● Action item
Where a line of the data holds the word "JSON", copy that line.

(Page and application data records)
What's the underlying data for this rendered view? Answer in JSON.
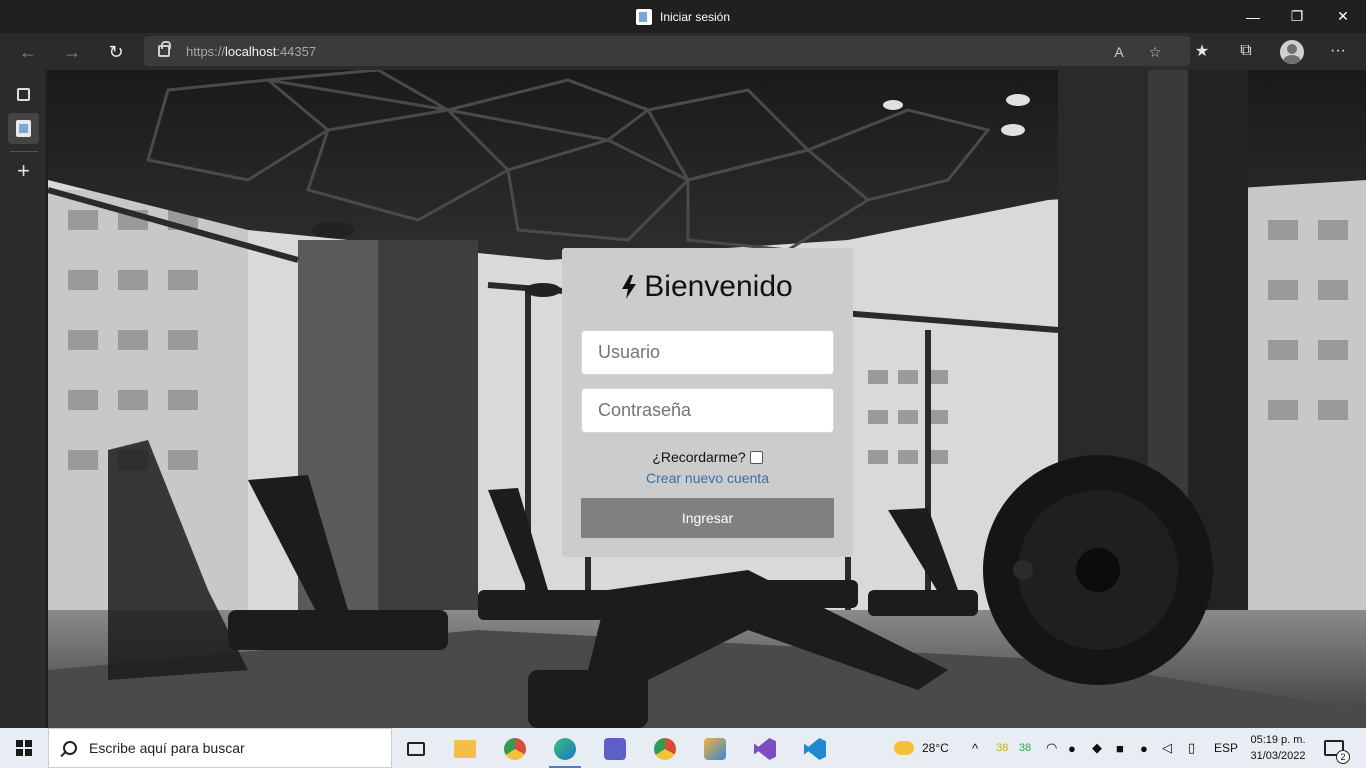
{
  "window": {
    "title": "Iniciar sesión",
    "minimize": "—",
    "restore": "❐",
    "close": "✕"
  },
  "navbar": {
    "back_icon": "←",
    "forward_icon": "→",
    "refresh_icon": "↻",
    "url_prefix": "https://",
    "url_host": "localhost",
    "url_port": ":44357",
    "read_aloud_icon": "A",
    "favorite_icon": "☆",
    "favorites_icon": "★",
    "collections_icon": "⧉",
    "menu_icon": "···"
  },
  "sidetabs": {
    "new_tab_icon": "+"
  },
  "login": {
    "title": "Bienvenido",
    "username_placeholder": "Usuario",
    "password_placeholder": "Contraseña",
    "remember_label": "¿Recordarme?",
    "create_account_link": "Crear nuevo cuenta",
    "submit_label": "Ingresar"
  },
  "taskbar": {
    "search_placeholder": "Escribe aquí para buscar",
    "weather_temp": "28°C",
    "tray_num_a": "38",
    "tray_num_b": "38",
    "language": "ESP",
    "time": "05:19 p. m.",
    "date": "31/03/2022",
    "notifications_count": "2",
    "chevron_icon": "^"
  },
  "colors": {
    "accent_link": "#3a6ea5",
    "button_bg": "#808080",
    "card_bg": "#cccccc"
  }
}
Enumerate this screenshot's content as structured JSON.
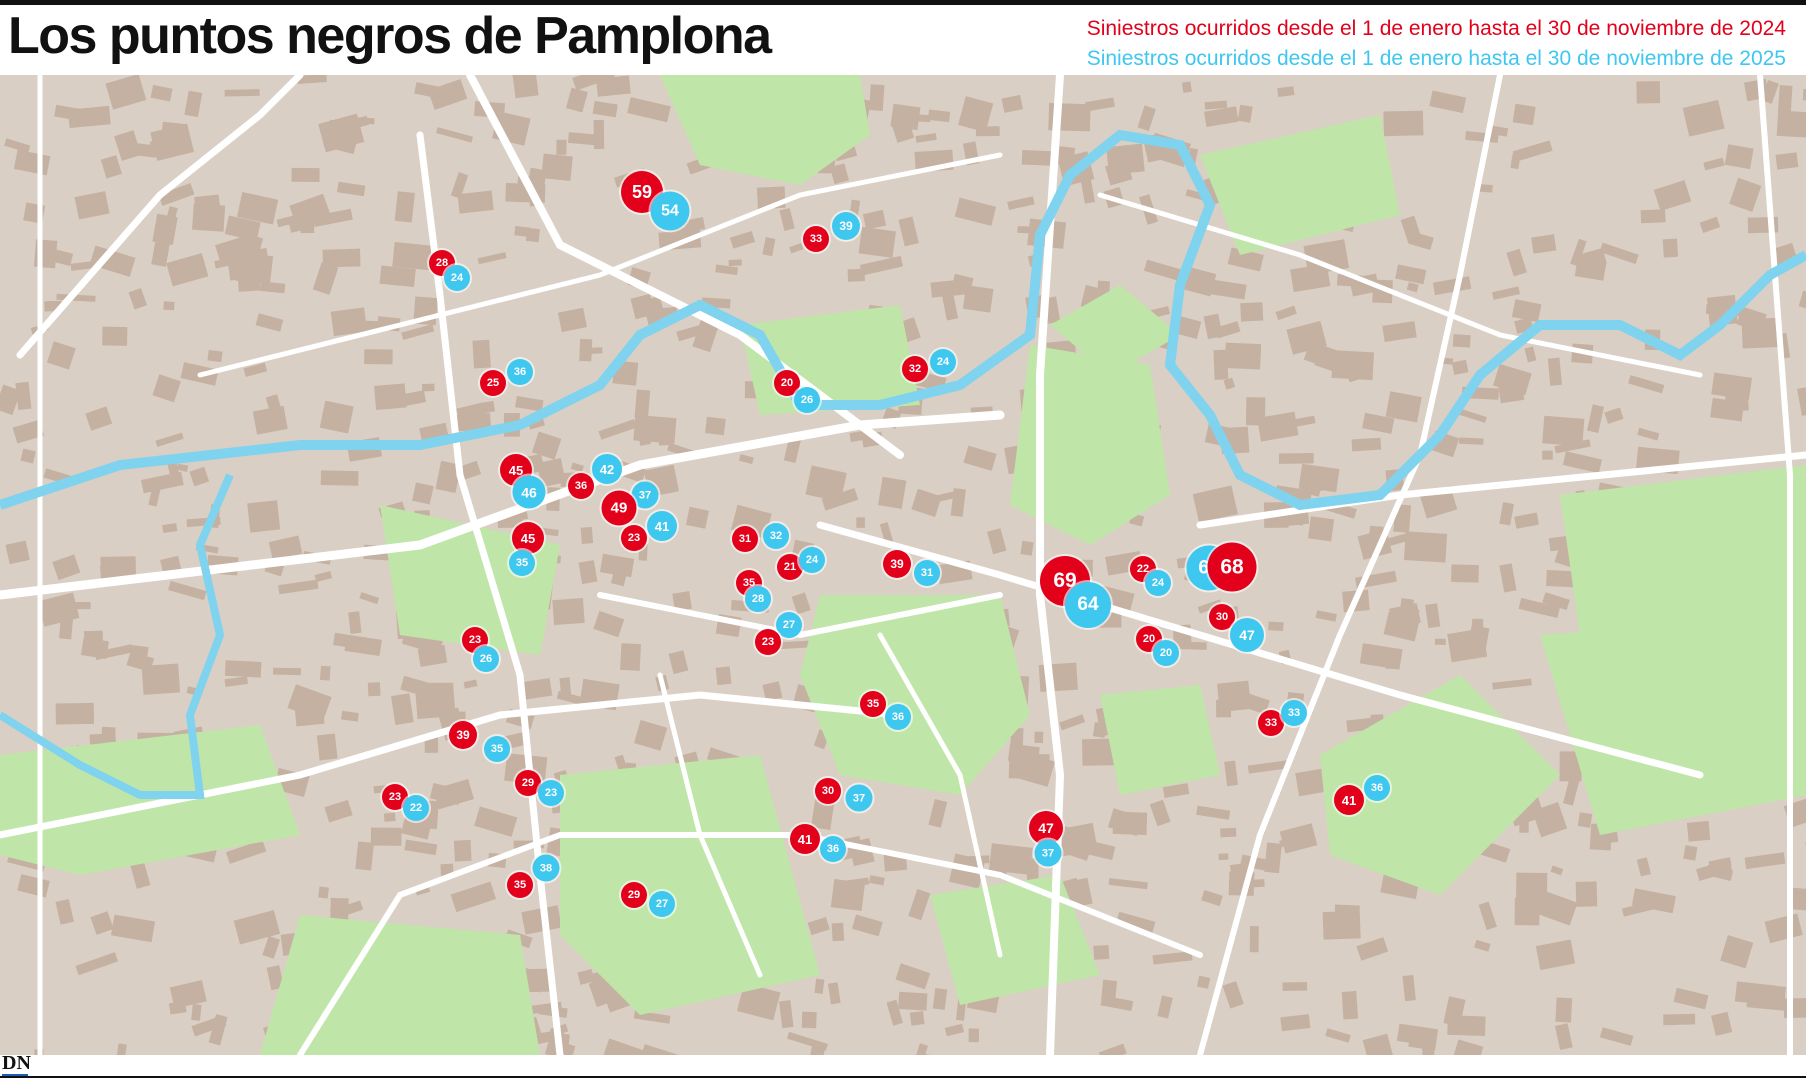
{
  "title": "Los puntos negros de Pamplona",
  "legend": {
    "y2024": "Siniestros ocurridos desde el 1 de enero hasta el 30 de noviembre de 2024",
    "y2025": "Siniestros ocurridos desde el 1 de enero hasta el 30 de noviembre de 2025"
  },
  "colors": {
    "y2024": "#e3001b",
    "y2025": "#3ec7ef",
    "river": "#7fd3ee",
    "park": "#bfe6a8",
    "block": "#c7b3a4",
    "ground": "#d9cfc4"
  },
  "logo": "DN",
  "markers": [
    {
      "year": "2024",
      "value": 59
    },
    {
      "year": "2025",
      "value": 54
    },
    {
      "year": "2024",
      "value": 33
    },
    {
      "year": "2025",
      "value": 39
    },
    {
      "year": "2024",
      "value": 28
    },
    {
      "year": "2025",
      "value": 24
    },
    {
      "year": "2024",
      "value": 25
    },
    {
      "year": "2025",
      "value": 36
    },
    {
      "year": "2024",
      "value": 20
    },
    {
      "year": "2025",
      "value": 26
    },
    {
      "year": "2024",
      "value": 32
    },
    {
      "year": "2025",
      "value": 24
    },
    {
      "year": "2024",
      "value": 45
    },
    {
      "year": "2025",
      "value": 46
    },
    {
      "year": "2025",
      "value": 42
    },
    {
      "year": "2024",
      "value": 36
    },
    {
      "year": "2025",
      "value": 37
    },
    {
      "year": "2024",
      "value": 49
    },
    {
      "year": "2025",
      "value": 41
    },
    {
      "year": "2024",
      "value": 45
    },
    {
      "year": "2024",
      "value": 23
    },
    {
      "year": "2025",
      "value": 35
    },
    {
      "year": "2024",
      "value": 31
    },
    {
      "year": "2025",
      "value": 32
    },
    {
      "year": "2024",
      "value": 21
    },
    {
      "year": "2025",
      "value": 24
    },
    {
      "year": "2024",
      "value": 35
    },
    {
      "year": "2025",
      "value": 28
    },
    {
      "year": "2025",
      "value": 27
    },
    {
      "year": "2024",
      "value": 23
    },
    {
      "year": "2024",
      "value": 39
    },
    {
      "year": "2025",
      "value": 31
    },
    {
      "year": "2024",
      "value": 69
    },
    {
      "year": "2025",
      "value": 64
    },
    {
      "year": "2024",
      "value": 22
    },
    {
      "year": "2025",
      "value": 24
    },
    {
      "year": "2025",
      "value": 63
    },
    {
      "year": "2024",
      "value": 68
    },
    {
      "year": "2024",
      "value": 30
    },
    {
      "year": "2025",
      "value": 47
    },
    {
      "year": "2024",
      "value": 20
    },
    {
      "year": "2025",
      "value": 20
    },
    {
      "year": "2024",
      "value": 23
    },
    {
      "year": "2025",
      "value": 26
    },
    {
      "year": "2024",
      "value": 35
    },
    {
      "year": "2025",
      "value": 36
    },
    {
      "year": "2024",
      "value": 33
    },
    {
      "year": "2025",
      "value": 33
    },
    {
      "year": "2024",
      "value": 39
    },
    {
      "year": "2025",
      "value": 35
    },
    {
      "year": "2024",
      "value": 29
    },
    {
      "year": "2025",
      "value": 23
    },
    {
      "year": "2024",
      "value": 23
    },
    {
      "year": "2025",
      "value": 22
    },
    {
      "year": "2024",
      "value": 30
    },
    {
      "year": "2025",
      "value": 37
    },
    {
      "year": "2024",
      "value": 41
    },
    {
      "year": "2025",
      "value": 36
    },
    {
      "year": "2024",
      "value": 47
    },
    {
      "year": "2025",
      "value": 37
    },
    {
      "year": "2024",
      "value": 41
    },
    {
      "year": "2025",
      "value": 36
    },
    {
      "year": "2024",
      "value": 35
    },
    {
      "year": "2025",
      "value": 38
    },
    {
      "year": "2024",
      "value": 29
    },
    {
      "year": "2025",
      "value": 27
    }
  ]
}
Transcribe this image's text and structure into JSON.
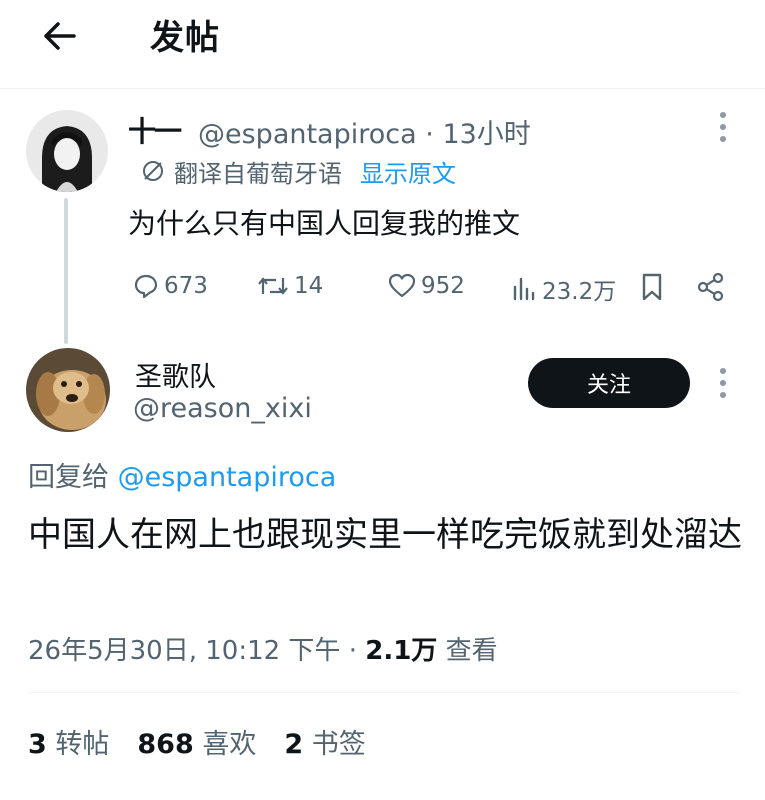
{
  "header": {
    "title": "发帖"
  },
  "original_tweet": {
    "display_name": "十一",
    "handle": "@espantapiroca",
    "separator": "·",
    "time": "13小时",
    "translation_note": "翻译自葡萄牙语",
    "show_original": "显示原文",
    "text": "为什么只有中国人回复我的推文",
    "replies": "673",
    "retweets": "14",
    "likes": "952",
    "views": "23.2万"
  },
  "reply_tweet": {
    "display_name": "圣歌队",
    "handle": "@reason_xixi",
    "follow_label": "关注",
    "replying_to_label": "回复给",
    "replying_to_handle": "@espantapiroca",
    "text": "中国人在网上也跟现实里一样吃完饭就到处溜达",
    "date": "26年5月30日, 10:12 下午",
    "separator": "·",
    "views_count": "2.1万",
    "views_label": "查看",
    "retweets_count": "3",
    "retweets_label": "转帖",
    "likes_count": "868",
    "likes_label": "喜欢",
    "bookmarks_count": "2",
    "bookmarks_label": "书签"
  },
  "icons": {
    "back": "arrow-left-icon",
    "more": "more-vertical-icon",
    "translate": "globe-slash-icon",
    "reply": "speech-bubble-icon",
    "retweet": "retweet-icon",
    "like": "heart-icon",
    "views": "bar-chart-icon",
    "bookmark": "bookmark-icon",
    "share": "share-icon"
  },
  "colors": {
    "accent": "#1d9bf0",
    "secondary_text": "#536471",
    "primary_text": "#0f1419",
    "follow_button": "#0f1419"
  }
}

● Answer to the exercise
What's the underlying data for this rendered view? Answer in JSON.
Enumerate this screenshot's content as structured JSON.
Transcribe this image's text and structure into JSON.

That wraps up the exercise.